However, our phenomena belong only to us, and whatever appears is only a gauge of our own mind. As Rinpoche points out in the interview, the absolutely crucial point is to examine our own minds. Although good or bad teachers may appear to you, you can only perceive them at the level of your own mind. If our minds are negative, then it is like someone with jaundice who will perceive a pure white snow mountain as yellow. The qualities and faults that we see in another person fully depend upon our own mental capacity. It is never necessary to reject or condemn others since we may later appreciate them with a different view. Practice actually means to purify one’s own mind until all phenomena are perceived as pure. Practice turns our usual focus on others around to focus on ourselves. Usually we take our own faults, which are like the size of a mountain, and try to hide them. Then we find others’ faults, which are like the size of a sesame seed, and display them for everyone to see and talk about. Instead, we should try to practice from a Buddhist point of view. Even though one person may have a hundred different faults, still they have at least one quality. Instead of judging the hundred faults, we should find that one quality and emulate it. Then we will be connected only with positive phenomena, not negative, which will lead us to greater purity. This is the Buddhist way. If we practice pure Dharma to purify our own minds, then we will recognize the qualities of pure teachers and not need to reject impure ones. This wisdom was given to me from my root lama Dungsé Thinley Norbu Rinpoche. Please take this heart advice and put it into sincere practice without thought of worldly gain or politics. I am old now, and neither Rinpoche nor I have any need to collect more students or fame.
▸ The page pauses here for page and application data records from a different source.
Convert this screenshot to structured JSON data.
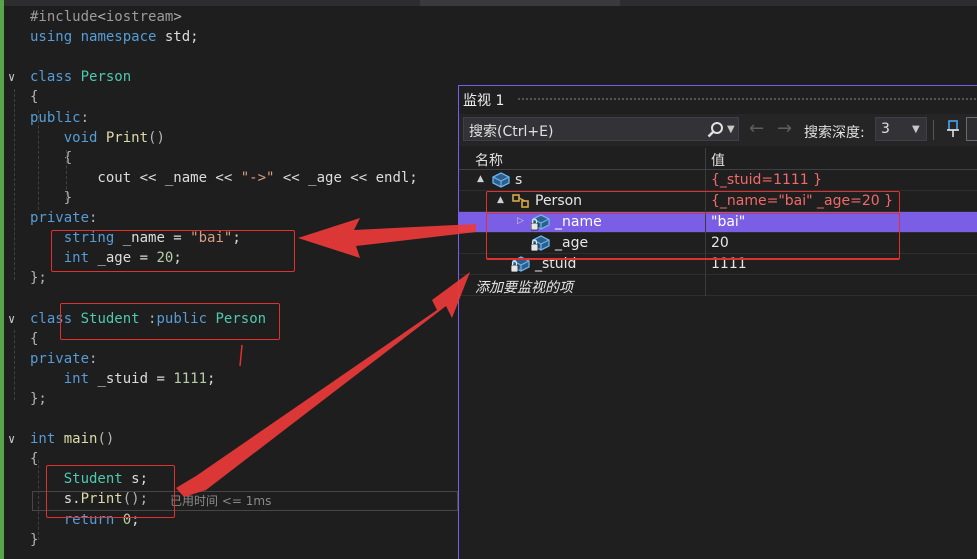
{
  "editor": {
    "lines": [
      {
        "tokens": [
          {
            "t": "#include",
            "c": "pp"
          },
          {
            "t": "<",
            "c": "pu"
          },
          {
            "t": "iostream",
            "c": "pp"
          },
          {
            "t": ">",
            "c": "pu"
          }
        ]
      },
      {
        "tokens": [
          {
            "t": "using",
            "c": "kw"
          },
          {
            "t": " ",
            "c": "id"
          },
          {
            "t": "namespace",
            "c": "kw"
          },
          {
            "t": " std;",
            "c": "id"
          }
        ]
      },
      {
        "tokens": []
      },
      {
        "tokens": [
          {
            "t": "class",
            "c": "kw"
          },
          {
            "t": " ",
            "c": "id"
          },
          {
            "t": "Person",
            "c": "ty"
          }
        ]
      },
      {
        "tokens": [
          {
            "t": "{",
            "c": "pu"
          }
        ]
      },
      {
        "tokens": [
          {
            "t": "public",
            "c": "kw"
          },
          {
            "t": ":",
            "c": "pu"
          }
        ]
      },
      {
        "tokens": [
          {
            "t": "    ",
            "c": "id"
          },
          {
            "t": "void",
            "c": "kw"
          },
          {
            "t": " ",
            "c": "id"
          },
          {
            "t": "Print",
            "c": "fn"
          },
          {
            "t": "()",
            "c": "pu"
          }
        ]
      },
      {
        "tokens": [
          {
            "t": "    {",
            "c": "pu"
          }
        ]
      },
      {
        "tokens": [
          {
            "t": "        cout << _name << ",
            "c": "id"
          },
          {
            "t": "\"->\"",
            "c": "st"
          },
          {
            "t": " << _age << endl;",
            "c": "id"
          }
        ]
      },
      {
        "tokens": [
          {
            "t": "    }",
            "c": "pu"
          }
        ]
      },
      {
        "tokens": [
          {
            "t": "private",
            "c": "kw"
          },
          {
            "t": ":",
            "c": "pu"
          }
        ]
      },
      {
        "tokens": [
          {
            "t": "    ",
            "c": "id"
          },
          {
            "t": "string",
            "c": "kw"
          },
          {
            "t": " _name = ",
            "c": "id"
          },
          {
            "t": "\"bai\"",
            "c": "st"
          },
          {
            "t": ";",
            "c": "id"
          }
        ]
      },
      {
        "tokens": [
          {
            "t": "    ",
            "c": "id"
          },
          {
            "t": "int",
            "c": "kw"
          },
          {
            "t": " _age = ",
            "c": "id"
          },
          {
            "t": "20",
            "c": "nm"
          },
          {
            "t": ";",
            "c": "id"
          }
        ]
      },
      {
        "tokens": [
          {
            "t": "};",
            "c": "pu"
          }
        ]
      },
      {
        "tokens": []
      },
      {
        "tokens": [
          {
            "t": "class",
            "c": "kw"
          },
          {
            "t": " ",
            "c": "id"
          },
          {
            "t": "Student",
            "c": "ty"
          },
          {
            "t": " :",
            "c": "pu"
          },
          {
            "t": "public",
            "c": "kw"
          },
          {
            "t": " ",
            "c": "id"
          },
          {
            "t": "Person",
            "c": "ty"
          }
        ]
      },
      {
        "tokens": [
          {
            "t": "{",
            "c": "pu"
          }
        ]
      },
      {
        "tokens": [
          {
            "t": "private",
            "c": "kw"
          },
          {
            "t": ":",
            "c": "pu"
          }
        ]
      },
      {
        "tokens": [
          {
            "t": "    ",
            "c": "id"
          },
          {
            "t": "int",
            "c": "kw"
          },
          {
            "t": " _stuid = ",
            "c": "id"
          },
          {
            "t": "1111",
            "c": "nm"
          },
          {
            "t": ";",
            "c": "id"
          }
        ]
      },
      {
        "tokens": [
          {
            "t": "};",
            "c": "pu"
          }
        ]
      },
      {
        "tokens": []
      },
      {
        "tokens": [
          {
            "t": "int",
            "c": "kw"
          },
          {
            "t": " ",
            "c": "id"
          },
          {
            "t": "main",
            "c": "fn"
          },
          {
            "t": "()",
            "c": "pu"
          }
        ]
      },
      {
        "tokens": [
          {
            "t": "{",
            "c": "pu"
          }
        ]
      },
      {
        "tokens": [
          {
            "t": "    ",
            "c": "id"
          },
          {
            "t": "Student",
            "c": "ty"
          },
          {
            "t": " s;",
            "c": "id"
          }
        ]
      },
      {
        "tokens": [
          {
            "t": "    s.",
            "c": "id"
          },
          {
            "t": "Print",
            "c": "fn"
          },
          {
            "t": "();",
            "c": "pu"
          }
        ]
      },
      {
        "tokens": [
          {
            "t": "    ",
            "c": "id"
          },
          {
            "t": "return",
            "c": "kw"
          },
          {
            "t": " ",
            "c": "id"
          },
          {
            "t": "0",
            "c": "nm"
          },
          {
            "t": ";",
            "c": "id"
          }
        ]
      },
      {
        "tokens": [
          {
            "t": "}",
            "c": "pu"
          }
        ]
      }
    ],
    "elapsed_hint": "已用时间 <= 1ms"
  },
  "watch": {
    "title": "监视 1",
    "search_placeholder": "搜索(Ctrl+E)",
    "depth_label": "搜索深度:",
    "depth_value": "3",
    "col_name": "名称",
    "col_value": "值",
    "rows": [
      {
        "name": "s",
        "value": "{_stuid=1111 }",
        "changed": true,
        "exp": "▲",
        "icon": "object-icon"
      },
      {
        "name": "Person",
        "value": "{_name=\"bai\" _age=20 }",
        "changed": true,
        "exp": "▲",
        "icon": "base-class-icon"
      },
      {
        "name": "_name",
        "value": "\"bai\"",
        "changed": false,
        "exp": "▷",
        "icon": "private-field-icon"
      },
      {
        "name": "_age",
        "value": "20",
        "changed": false,
        "exp": "",
        "icon": "private-field-icon"
      },
      {
        "name": "_stuid",
        "value": "1111",
        "changed": false,
        "exp": "",
        "icon": "private-field-icon"
      }
    ],
    "add_item_placeholder": "添加要监视的项"
  },
  "colors": {
    "accent": "#7a5fe6",
    "annotation": "#e03030",
    "changed_value": "#f06a6a"
  }
}
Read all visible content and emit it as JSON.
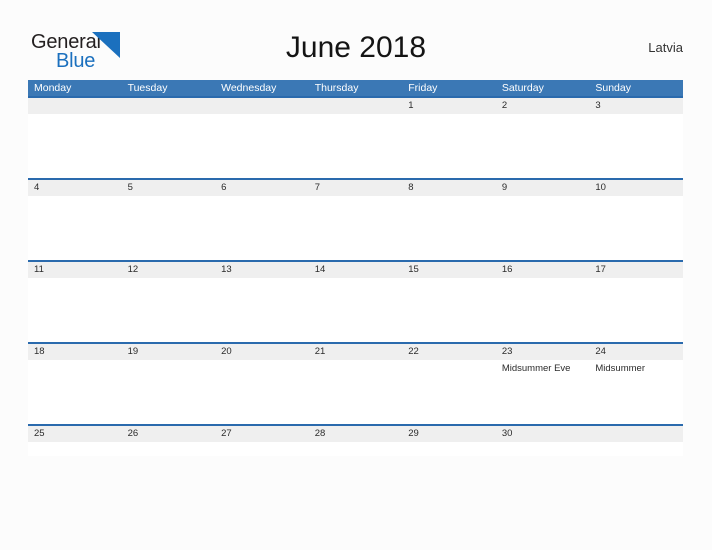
{
  "brand": {
    "name_part1": "General",
    "name_part2": "Blue",
    "triangle_color": "#1b70be",
    "text_color": "#231f20",
    "blue_color": "#1b70be"
  },
  "header": {
    "title": "June 2018",
    "country": "Latvia"
  },
  "colors": {
    "header_blue": "#3b78b5",
    "row_divider_blue": "#2a6aad",
    "band_gray": "#efefef",
    "page_background": "#fcfcfc"
  },
  "calendar": {
    "weekdays": [
      "Monday",
      "Tuesday",
      "Wednesday",
      "Thursday",
      "Friday",
      "Saturday",
      "Sunday"
    ],
    "weeks": [
      [
        {
          "day": "",
          "event": ""
        },
        {
          "day": "",
          "event": ""
        },
        {
          "day": "",
          "event": ""
        },
        {
          "day": "",
          "event": ""
        },
        {
          "day": "1",
          "event": ""
        },
        {
          "day": "2",
          "event": ""
        },
        {
          "day": "3",
          "event": ""
        }
      ],
      [
        {
          "day": "4",
          "event": ""
        },
        {
          "day": "5",
          "event": ""
        },
        {
          "day": "6",
          "event": ""
        },
        {
          "day": "7",
          "event": ""
        },
        {
          "day": "8",
          "event": ""
        },
        {
          "day": "9",
          "event": ""
        },
        {
          "day": "10",
          "event": ""
        }
      ],
      [
        {
          "day": "11",
          "event": ""
        },
        {
          "day": "12",
          "event": ""
        },
        {
          "day": "13",
          "event": ""
        },
        {
          "day": "14",
          "event": ""
        },
        {
          "day": "15",
          "event": ""
        },
        {
          "day": "16",
          "event": ""
        },
        {
          "day": "17",
          "event": ""
        }
      ],
      [
        {
          "day": "18",
          "event": ""
        },
        {
          "day": "19",
          "event": ""
        },
        {
          "day": "20",
          "event": ""
        },
        {
          "day": "21",
          "event": ""
        },
        {
          "day": "22",
          "event": ""
        },
        {
          "day": "23",
          "event": "Midsummer Eve"
        },
        {
          "day": "24",
          "event": "Midsummer"
        }
      ],
      [
        {
          "day": "25",
          "event": ""
        },
        {
          "day": "26",
          "event": ""
        },
        {
          "day": "27",
          "event": ""
        },
        {
          "day": "28",
          "event": ""
        },
        {
          "day": "29",
          "event": ""
        },
        {
          "day": "30",
          "event": ""
        },
        {
          "day": "",
          "event": ""
        }
      ]
    ]
  }
}
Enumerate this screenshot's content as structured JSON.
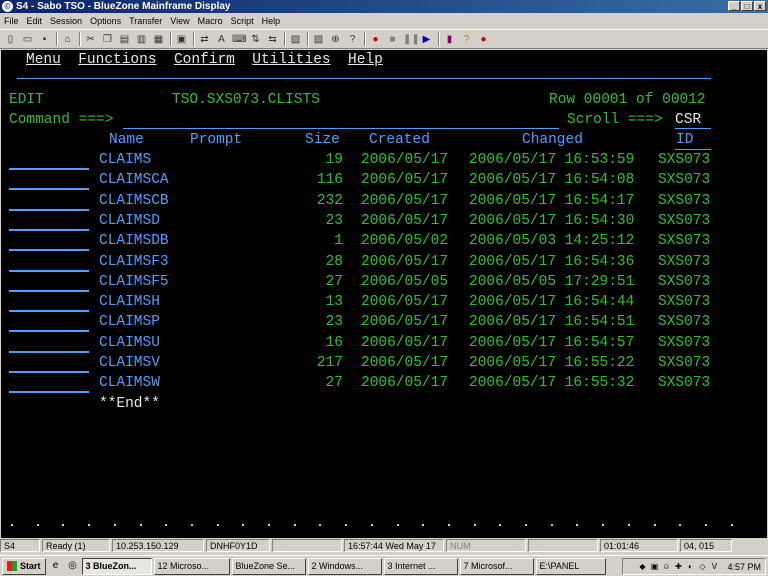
{
  "window": {
    "title": "S4 - Sabo TSO - BlueZone Mainframe Display",
    "app_icon": "bluezone-icon",
    "buttons": [
      "_",
      "□",
      "x"
    ]
  },
  "menubar": [
    "File",
    "Edit",
    "Session",
    "Options",
    "Transfer",
    "View",
    "Macro",
    "Script",
    "Help"
  ],
  "toolbar_icons": [
    "new-icon",
    "open-icon",
    "save-icon",
    "sep",
    "home-icon",
    "sep",
    "cut-icon",
    "copy-icon",
    "paste-icon",
    "print-icon",
    "print-screen-icon",
    "sep",
    "display-icon",
    "sep",
    "connect-icon",
    "font-icon",
    "keyboard-icon",
    "transfer-icon",
    "transfer2-icon",
    "sep",
    "clipboard-icon",
    "sep",
    "capture-icon",
    "zoom-icon",
    "find-icon",
    "sep",
    "record-icon",
    "stop-icon",
    "pause-icon",
    "play-icon",
    "sep",
    "book-icon",
    "help-icon",
    "apple-icon"
  ],
  "terminal": {
    "menu": [
      "Menu",
      "Functions",
      "Confirm",
      "Utilities",
      "Help"
    ],
    "mode": "EDIT",
    "dataset": "TSO.SXS073.CLISTS",
    "row_label": "Row 00001 of 00012",
    "command_label": "Command ===>",
    "scroll_label": "Scroll ===>",
    "scroll_value": "CSR",
    "columns": [
      "Name",
      "Prompt",
      "Size",
      "Created",
      "Changed",
      "ID"
    ],
    "members": [
      {
        "name": "CLAIMS",
        "size": "19",
        "created": "2006/05/17",
        "changed": "2006/05/17 16:53:59",
        "id": "SXS073"
      },
      {
        "name": "CLAIMSCA",
        "size": "116",
        "created": "2006/05/17",
        "changed": "2006/05/17 16:54:08",
        "id": "SXS073"
      },
      {
        "name": "CLAIMSCB",
        "size": "232",
        "created": "2006/05/17",
        "changed": "2006/05/17 16:54:17",
        "id": "SXS073"
      },
      {
        "name": "CLAIMSD",
        "size": "23",
        "created": "2006/05/17",
        "changed": "2006/05/17 16:54:30",
        "id": "SXS073"
      },
      {
        "name": "CLAIMSDB",
        "size": "1",
        "created": "2006/05/02",
        "changed": "2006/05/03 14:25:12",
        "id": "SXS073"
      },
      {
        "name": "CLAIMSF3",
        "size": "28",
        "created": "2006/05/17",
        "changed": "2006/05/17 16:54:36",
        "id": "SXS073"
      },
      {
        "name": "CLAIMSF5",
        "size": "27",
        "created": "2006/05/05",
        "changed": "2006/05/05 17:29:51",
        "id": "SXS073"
      },
      {
        "name": "CLAIMSH",
        "size": "13",
        "created": "2006/05/17",
        "changed": "2006/05/17 16:54:44",
        "id": "SXS073"
      },
      {
        "name": "CLAIMSP",
        "size": "23",
        "created": "2006/05/17",
        "changed": "2006/05/17 16:54:51",
        "id": "SXS073"
      },
      {
        "name": "CLAIMSU",
        "size": "16",
        "created": "2006/05/17",
        "changed": "2006/05/17 16:54:57",
        "id": "SXS073"
      },
      {
        "name": "CLAIMSV",
        "size": "217",
        "created": "2006/05/17",
        "changed": "2006/05/17 16:55:22",
        "id": "SXS073"
      },
      {
        "name": "CLAIMSW",
        "size": "27",
        "created": "2006/05/17",
        "changed": "2006/05/17 16:55:32",
        "id": "SXS073"
      }
    ],
    "end_marker": "**End**"
  },
  "statusbar": [
    "S4",
    "Ready (1)",
    "10.253.150.129",
    "DNHF0Y1D",
    "",
    "16:57:44  Wed May 17",
    "NUM",
    "",
    "01:01:46",
    "04, 015"
  ],
  "taskbar": {
    "start": "Start",
    "tasks": [
      "3 BlueZon...",
      "12 Microso...",
      "BlueZone Se...",
      "2 Windows...",
      "3 Internet ...",
      "7 Microsof...",
      "E:\\PANEL"
    ],
    "active_index": 0,
    "clock": "4:57 PM"
  },
  "colors": {
    "screen_bg": "#000000",
    "field_blue": "#4f9fff",
    "text_green": "#2fc02f",
    "text_white": "#e8e8e8"
  }
}
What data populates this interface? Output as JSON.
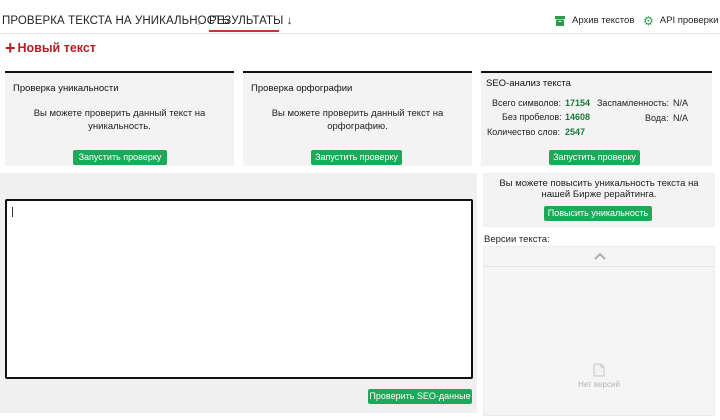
{
  "nav": {
    "check_label": "ПРОВЕРКА ТЕКСТА НА УНИКАЛЬНОСТЬ",
    "separator": "›",
    "results_label": "РЕЗУЛЬТАТЫ ↓",
    "archive_label": "Архив текстов",
    "api_label": "API проверки"
  },
  "new_text": {
    "plus": "+",
    "label": "Новый текст"
  },
  "panels": {
    "uniqueness": {
      "title": "Проверка уникальности",
      "text": "Вы можете проверить данный текст на уникальность.",
      "button": "Запустить проверку"
    },
    "spelling": {
      "title": "Проверка орфографии",
      "text": "Вы можете проверить данный текст на орфографию.",
      "button": "Запустить проверку"
    },
    "seo": {
      "title": "SEO-анализ текста",
      "total_chars_label": "Всего символов:",
      "total_chars": "17154",
      "no_spaces_label": "Без пробелов:",
      "no_spaces": "14608",
      "words_label": "Количество слов:",
      "words": "2547",
      "spam_label": "Заспамленность:",
      "spam": "N/A",
      "water_label": "Вода:",
      "water": "N/A",
      "button": "Запустить проверку"
    }
  },
  "editor": {
    "value": "",
    "seo_button": "Проверить SEO-данные"
  },
  "promo": {
    "text": "Вы можете повысить уникальность текста на нашей Бирже рерайтинга.",
    "button": "Повысить уникальность"
  },
  "versions": {
    "label": "Версии текста:",
    "empty": "Нет версий"
  },
  "colors": {
    "accent_red": "#b32025",
    "button_green": "#1ea85a",
    "value_green": "#1a7a3a"
  }
}
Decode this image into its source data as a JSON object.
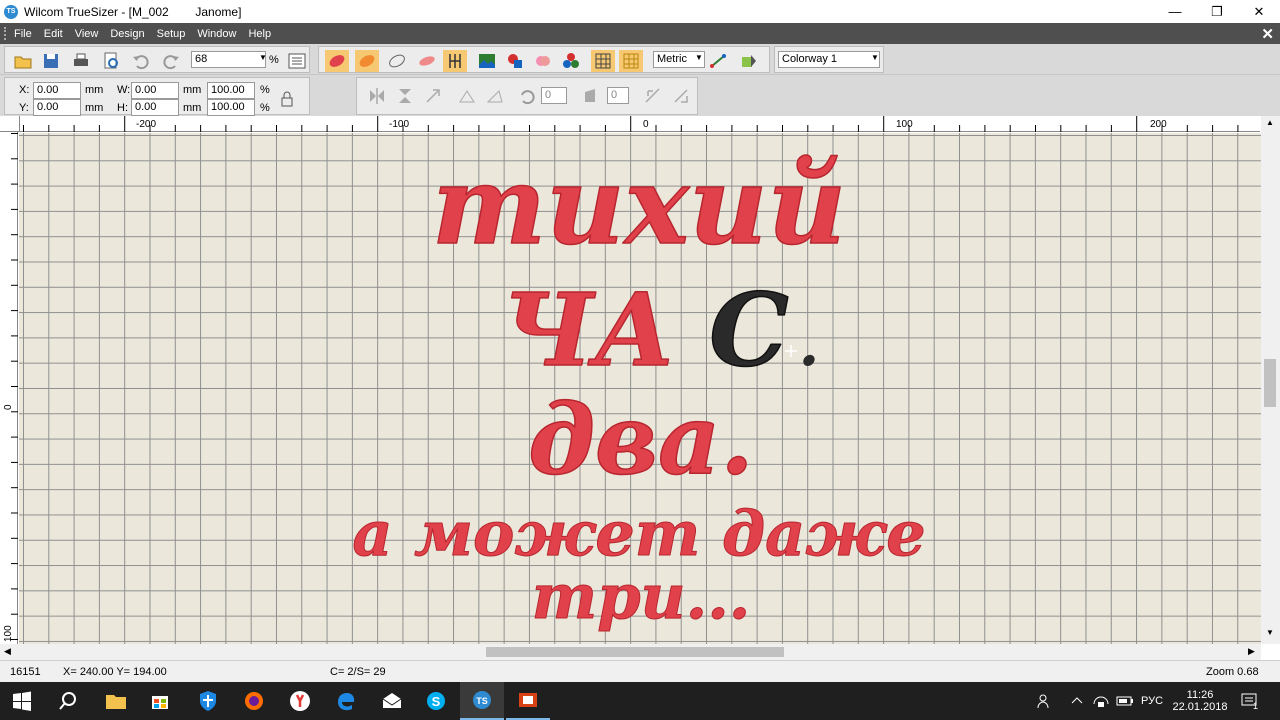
{
  "window": {
    "title": "Wilcom TrueSizer - [M_002        Janome]",
    "app_icon_text": "TS",
    "minimize": "—",
    "maximize": "❐",
    "close": "✕"
  },
  "menu": {
    "items": [
      "File",
      "Edit",
      "View",
      "Design",
      "Setup",
      "Window",
      "Help"
    ],
    "mdi_close": "✕"
  },
  "toolbar": {
    "zoom_value": "68",
    "zoom_unit": "%",
    "units_value": "Metric",
    "colorway_value": "Colorway 1"
  },
  "transform": {
    "x_label": "X:",
    "x_value": "0.00",
    "x_unit": "mm",
    "y_label": "Y:",
    "y_value": "0.00",
    "y_unit": "mm",
    "w_label": "W:",
    "w_value": "0.00",
    "w_unit": "mm",
    "h_label": "H:",
    "h_value": "0.00",
    "h_unit": "mm",
    "w_pct": "100.00",
    "h_pct": "100.00",
    "pct_unit": "%",
    "rotate_value": "0",
    "slant_value": "0"
  },
  "rulers": {
    "h_ticks": [
      "-200",
      "-100",
      "0",
      "100",
      "200"
    ],
    "v_ticks": [
      "0",
      "100"
    ]
  },
  "design": {
    "line1": "тихий",
    "line2_red": "ЧА",
    "line2_black": "С",
    "line2_dot": ".",
    "line3": "два.",
    "line4": "а может даже",
    "line5": "три...",
    "thread_red": "#e0414a",
    "thread_dark": "#2a2a2a"
  },
  "status": {
    "stitches": "16151",
    "coords": "X= 240.00 Y= 194.00",
    "color_stop": "C= 2/S= 29",
    "zoom": "Zoom 0.68"
  },
  "taskbar": {
    "tray_lang": "РУС",
    "time": "11:26",
    "date": "22.01.2018",
    "notif_count": "1"
  }
}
We only wish to give advice which will actually benefit beings and release them from their suffering and confusion.
Lama Tharchin Rinpoche